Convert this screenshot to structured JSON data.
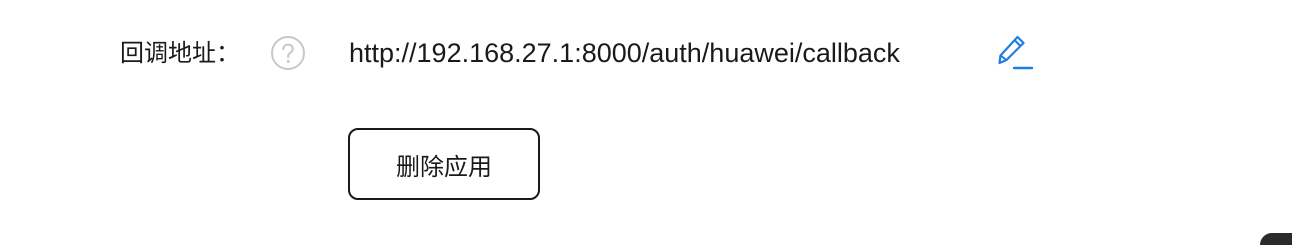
{
  "callback": {
    "label": "回调地址：",
    "url": "http://192.168.27.1:8000/auth/huawei/callback"
  },
  "icons": {
    "help": "question-circle-icon",
    "edit": "pencil-edit-icon"
  },
  "actions": {
    "delete_label": "删除应用"
  },
  "colors": {
    "text": "#1a1a1a",
    "help_icon": "#c8c8c8",
    "accent": "#1e7fe0"
  }
}
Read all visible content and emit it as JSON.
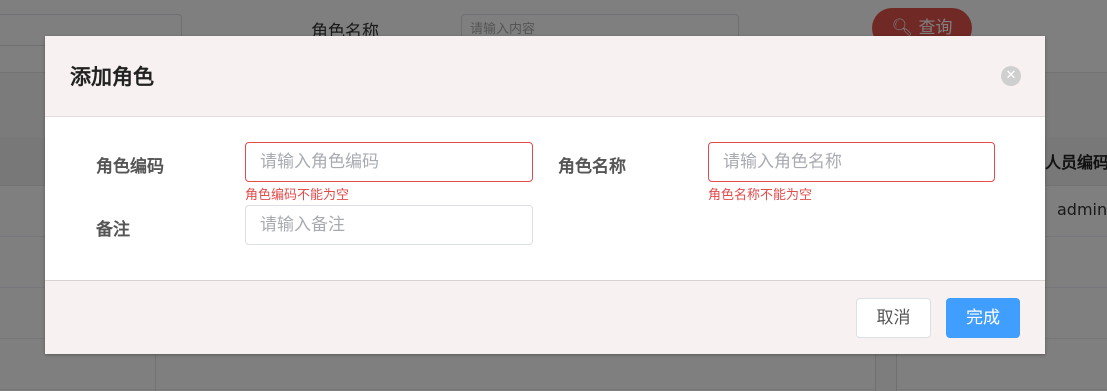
{
  "background": {
    "search_label": "角色名称",
    "search_placeholder": "请输入内容",
    "query_button": "查询",
    "query_icon": "search-icon",
    "table_header_partial": "人员编码",
    "table_cell_partial": "admin"
  },
  "dialog": {
    "title": "添加角色",
    "close_icon": "close-icon",
    "fields": {
      "role_code": {
        "label": "角色编码",
        "placeholder": "请输入角色编码",
        "value": "",
        "error": "角色编码不能为空"
      },
      "role_name": {
        "label": "角色名称",
        "placeholder": "请输入角色名称",
        "value": "",
        "error": "角色名称不能为空"
      },
      "remark": {
        "label": "备注",
        "placeholder": "请输入备注",
        "value": ""
      }
    },
    "buttons": {
      "cancel": "取消",
      "ok": "完成"
    }
  },
  "colors": {
    "primary": "#409eff",
    "error": "#e34b4b",
    "danger_button": "#e0524a"
  }
}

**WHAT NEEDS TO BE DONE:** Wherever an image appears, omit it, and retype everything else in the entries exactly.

**ANSWER SECTION:**
Convert this screenshot to structured JSON data.
{
  "callback": {
    "label": "回调地址：",
    "url": "http://192.168.27.1:8000/auth/huawei/callback"
  },
  "icons": {
    "help": "question-circle-icon",
    "edit": "pencil-edit-icon"
  },
  "actions": {
    "delete_label": "删除应用"
  },
  "colors": {
    "text": "#1a1a1a",
    "help_icon": "#c8c8c8",
    "accent": "#1e7fe0"
  }
}
Read all visible content and emit it as JSON.
{
  "background": {
    "search_label": "角色名称",
    "search_placeholder": "请输入内容",
    "query_button": "查询",
    "query_icon": "search-icon",
    "table_header_partial": "人员编码",
    "table_cell_partial": "admin"
  },
  "dialog": {
    "title": "添加角色",
    "close_icon": "close-icon",
    "fields": {
      "role_code": {
        "label": "角色编码",
        "placeholder": "请输入角色编码",
        "value": "",
        "error": "角色编码不能为空"
      },
      "role_name": {
        "label": "角色名称",
        "placeholder": "请输入角色名称",
        "value": "",
        "error": "角色名称不能为空"
      },
      "remark": {
        "label": "备注",
        "placeholder": "请输入备注",
        "value": ""
      }
    },
    "buttons": {
      "cancel": "取消",
      "ok": "完成"
    }
  },
  "colors": {
    "primary": "#409eff",
    "error": "#e34b4b",
    "danger_button": "#e0524a"
  }
}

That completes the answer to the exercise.